I’ve loved The Talented Mr. Ripley since the movie was released in 1999, and have been meaning to read the book ever since. I finally picked it up, and what a reading experience it was! I absolutely adored this book from the first page to the last, and can’t wait to watch the movie again to compare the two.
Tom Ripley is a fraudster – he tricks people into sending him cheques rather than the bank, and is genuinely proud of himself whenever he pulls off a deception. There is a sense of longing for more: bigger stunts and riskier plans are on the horizon. When an opportunity arises for Tom to go to Italy to convince playboy Dickie Greenleaf to come home to America, all expenses paid by Dickie’s concerned father, he jumps at the opportunity.
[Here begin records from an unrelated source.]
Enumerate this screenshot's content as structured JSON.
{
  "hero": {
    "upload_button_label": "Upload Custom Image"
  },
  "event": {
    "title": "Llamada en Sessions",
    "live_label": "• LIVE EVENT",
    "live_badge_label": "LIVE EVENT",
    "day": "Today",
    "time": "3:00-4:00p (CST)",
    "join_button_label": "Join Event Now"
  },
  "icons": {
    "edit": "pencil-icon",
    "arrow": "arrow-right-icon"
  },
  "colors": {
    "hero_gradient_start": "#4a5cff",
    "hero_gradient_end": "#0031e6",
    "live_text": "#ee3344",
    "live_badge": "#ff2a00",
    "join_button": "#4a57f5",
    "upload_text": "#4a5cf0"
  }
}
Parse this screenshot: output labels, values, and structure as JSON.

Once in Mongibello, the small Italian town where Dickie has been living, he intentionally bumps into Dickie and his girlfriend Marge, convincing them that he is an old friend. Dickie and Marge invite Tom into their home, and Tom soon realizes that he quite likes the life Dickie is leading – maybe he’d like to live this way too. A chance to make an easy dollar soon turns into a frightening obsession, and eventually to murder. What follows is a complex and expertly plotted tale of escape in plain sight. Tom Ripley is a sick genius, able to manipulate any narrative to suit his own.
Highsmith masterfully delves into the mind of a psychopath; early in the book she details a moment in which Tom rubs his hands together while laughing quietly to himself after pulling off fraud, and it’s so deliciously creepy that I knew I was in for a good ride. Throughout the story, it’s easy to both sympathize with and be disgusted by Tom; Tom’s is able to convince himself so thoroughly of his version of events that it’s easy to forget what really happened. My only critique is that it ends so abruptly – I guess I’ll have to pick up Ripley Underground soon!
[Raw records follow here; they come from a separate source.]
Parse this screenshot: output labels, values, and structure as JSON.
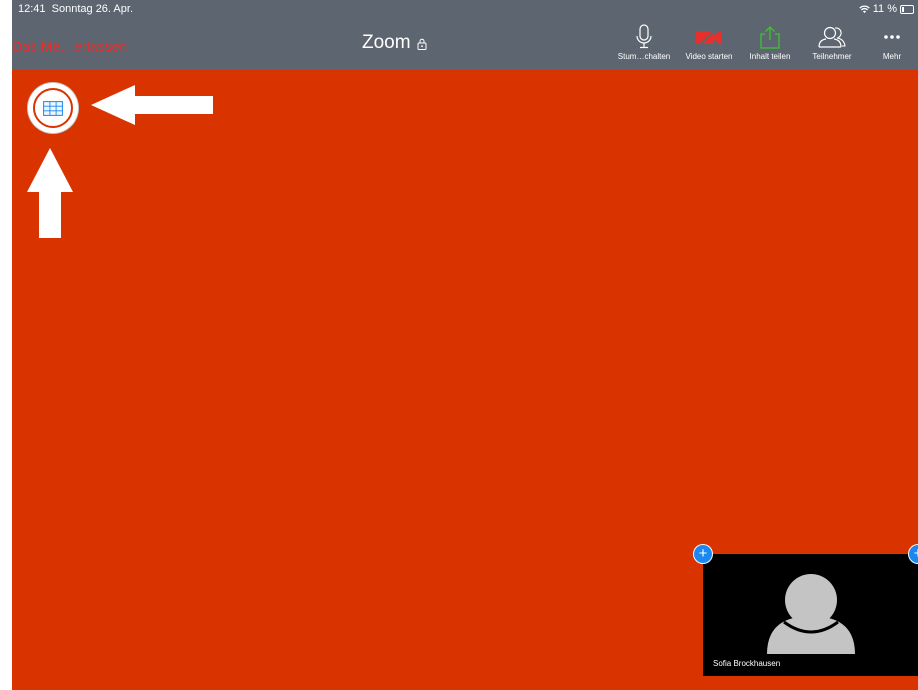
{
  "status_bar": {
    "time": "12:41",
    "date": "Sonntag 26. Apr.",
    "battery": "11 %"
  },
  "toolbar": {
    "leave_label": "Das Me…erlassen",
    "title": "Zoom",
    "buttons": [
      {
        "icon": "microphone-icon",
        "label": "Stum…chalten"
      },
      {
        "icon": "video-off-icon",
        "label": "Video starten",
        "color": "#e5302c"
      },
      {
        "icon": "share-icon",
        "label": "Inhalt teilen",
        "color": "#3ec32c"
      },
      {
        "icon": "participants-icon",
        "label": "Teilnehmer"
      },
      {
        "icon": "more-icon",
        "label": "Mehr"
      }
    ]
  },
  "self_view": {
    "name": "Sofia Brockhausen"
  },
  "colors": {
    "meeting_background": "#d93300",
    "toolbar_background": "#5d6670",
    "leave_red": "#e5302c",
    "badge_blue": "#1a88f0"
  }
}
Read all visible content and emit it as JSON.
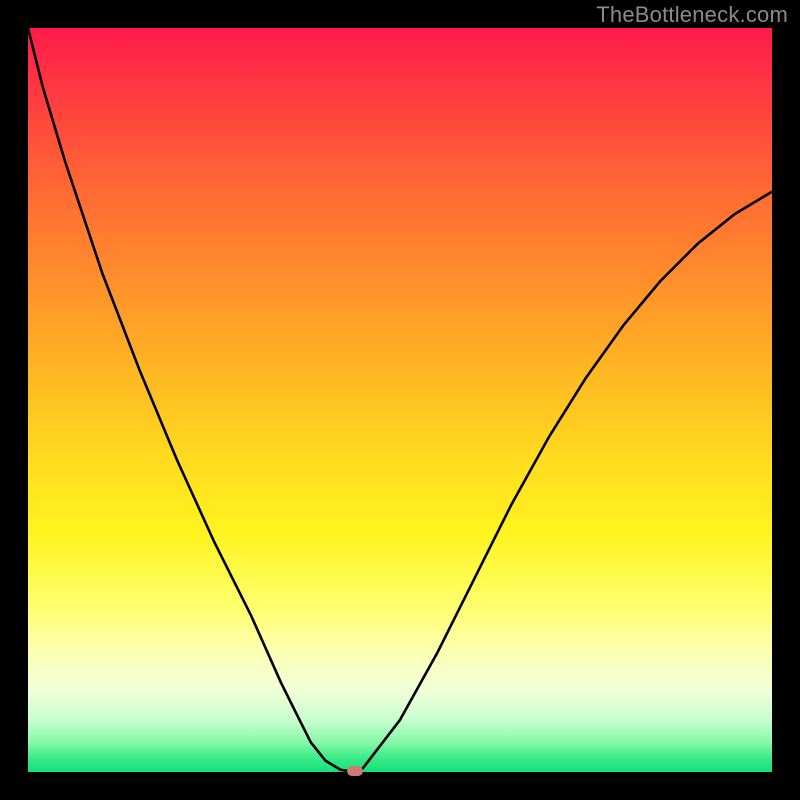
{
  "watermark": "TheBottleneck.com",
  "chart_data": {
    "type": "line",
    "title": "",
    "xlabel": "",
    "ylabel": "",
    "x": [
      0,
      2,
      5,
      10,
      15,
      20,
      25,
      30,
      34,
      36,
      38,
      40,
      42,
      44,
      45,
      50,
      55,
      60,
      65,
      70,
      75,
      80,
      85,
      90,
      95,
      100
    ],
    "values": [
      100,
      92,
      82,
      67,
      54,
      42,
      31,
      21,
      12,
      8,
      4,
      1.5,
      0.3,
      0,
      0.5,
      7,
      16,
      26,
      36,
      45,
      53,
      60,
      66,
      71,
      75,
      78
    ],
    "xlim": [
      0,
      100
    ],
    "ylim": [
      0,
      100
    ],
    "minimum_marker": {
      "x": 44,
      "y": 0
    },
    "background_gradient": [
      "#ff1a4b",
      "#ffff70",
      "#12e07a"
    ]
  }
}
Obsession takes stage in Tangerine. This is a dark story of a friendship gone terribly wrong, resulting in both tragedy and despair.
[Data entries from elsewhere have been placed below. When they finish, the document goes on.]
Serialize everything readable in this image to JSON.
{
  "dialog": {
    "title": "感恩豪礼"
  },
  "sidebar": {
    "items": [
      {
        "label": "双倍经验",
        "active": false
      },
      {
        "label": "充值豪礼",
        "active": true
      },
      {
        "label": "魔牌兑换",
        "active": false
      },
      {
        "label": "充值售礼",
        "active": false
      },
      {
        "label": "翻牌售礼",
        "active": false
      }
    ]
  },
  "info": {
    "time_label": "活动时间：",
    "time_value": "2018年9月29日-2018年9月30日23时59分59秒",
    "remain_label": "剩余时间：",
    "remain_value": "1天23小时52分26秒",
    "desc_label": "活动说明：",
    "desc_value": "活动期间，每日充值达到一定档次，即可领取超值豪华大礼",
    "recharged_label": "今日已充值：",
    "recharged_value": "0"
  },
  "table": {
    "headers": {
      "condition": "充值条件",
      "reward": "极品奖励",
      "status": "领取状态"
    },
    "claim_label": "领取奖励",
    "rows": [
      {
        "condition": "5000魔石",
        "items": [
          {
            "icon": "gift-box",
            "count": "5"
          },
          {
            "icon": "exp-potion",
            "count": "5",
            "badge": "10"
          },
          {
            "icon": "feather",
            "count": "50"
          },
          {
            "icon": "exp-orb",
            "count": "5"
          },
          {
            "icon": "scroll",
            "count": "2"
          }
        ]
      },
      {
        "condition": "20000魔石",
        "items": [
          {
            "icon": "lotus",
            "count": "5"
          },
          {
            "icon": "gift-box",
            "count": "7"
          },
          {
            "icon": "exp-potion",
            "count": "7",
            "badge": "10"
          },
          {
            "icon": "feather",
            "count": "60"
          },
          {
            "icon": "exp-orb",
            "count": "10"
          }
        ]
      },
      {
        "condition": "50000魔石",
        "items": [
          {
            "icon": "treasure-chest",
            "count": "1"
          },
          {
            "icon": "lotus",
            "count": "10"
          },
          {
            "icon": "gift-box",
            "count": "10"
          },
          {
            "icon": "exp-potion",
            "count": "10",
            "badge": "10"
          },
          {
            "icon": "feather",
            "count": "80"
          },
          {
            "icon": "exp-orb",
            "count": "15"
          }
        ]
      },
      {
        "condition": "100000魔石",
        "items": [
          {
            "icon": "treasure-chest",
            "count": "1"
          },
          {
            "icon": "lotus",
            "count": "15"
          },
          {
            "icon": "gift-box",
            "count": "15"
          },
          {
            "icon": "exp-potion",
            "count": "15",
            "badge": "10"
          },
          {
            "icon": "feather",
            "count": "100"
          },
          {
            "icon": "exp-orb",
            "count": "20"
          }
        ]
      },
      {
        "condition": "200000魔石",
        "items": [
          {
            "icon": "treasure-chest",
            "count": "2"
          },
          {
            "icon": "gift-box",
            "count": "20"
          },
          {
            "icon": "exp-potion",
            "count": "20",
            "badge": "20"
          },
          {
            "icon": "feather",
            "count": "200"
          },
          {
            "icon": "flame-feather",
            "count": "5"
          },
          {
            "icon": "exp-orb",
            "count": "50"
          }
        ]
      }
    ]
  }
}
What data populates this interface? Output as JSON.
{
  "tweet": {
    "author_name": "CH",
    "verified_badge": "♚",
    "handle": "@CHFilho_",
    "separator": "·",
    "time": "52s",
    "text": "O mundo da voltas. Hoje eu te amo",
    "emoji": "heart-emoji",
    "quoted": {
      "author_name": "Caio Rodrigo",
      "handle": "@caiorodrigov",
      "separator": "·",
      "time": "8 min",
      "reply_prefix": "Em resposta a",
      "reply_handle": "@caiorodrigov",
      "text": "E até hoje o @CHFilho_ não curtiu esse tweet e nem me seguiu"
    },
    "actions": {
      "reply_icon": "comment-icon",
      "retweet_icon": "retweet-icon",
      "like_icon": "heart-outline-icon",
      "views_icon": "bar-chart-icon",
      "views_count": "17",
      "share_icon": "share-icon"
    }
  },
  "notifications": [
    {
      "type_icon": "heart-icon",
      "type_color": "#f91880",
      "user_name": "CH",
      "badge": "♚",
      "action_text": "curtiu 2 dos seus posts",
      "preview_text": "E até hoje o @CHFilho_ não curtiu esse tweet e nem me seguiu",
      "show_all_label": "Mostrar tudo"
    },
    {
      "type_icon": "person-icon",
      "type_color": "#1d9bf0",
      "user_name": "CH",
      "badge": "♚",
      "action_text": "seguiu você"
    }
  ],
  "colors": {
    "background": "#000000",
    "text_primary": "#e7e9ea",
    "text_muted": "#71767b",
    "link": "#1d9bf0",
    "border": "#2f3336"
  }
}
College roommates Alice and Lucy had a tumultuous friendship, but developed a close bond regardless. When tragedy occurs the women go in different directions, leaving behind their plans for the future. A year later, the women unexpectedly reunite in Tangier, Morocco. As the story unfolds, we learn that Lucy has dark motivations, ultimately leading Alice down a disturbing, black hole. The book is also littered with references to how exotic Tangier is, how bright and colourful the clothing is, etc. The story is about a sheltered woman in the 1950’s, but I found the romanticizing of Morocco to be a little tiresome.
Reading this book alongside of The Talented Mr. Ripley gave me whiplash – Mangan was clearly influenced by the amazing Patricia Highsmith. The parallels between the two books are uncanny, though the stories do eventually go down different paths. Highsmith actually mentions Tangier as a place where one of her characters may have ran off to, so it’s incredibly difficult to appreciate this in its own right when it’s so heavily borrowed. Mangan has something good going here though, and I look forward to checking out her future work with hopes that she will find her own voice along the way.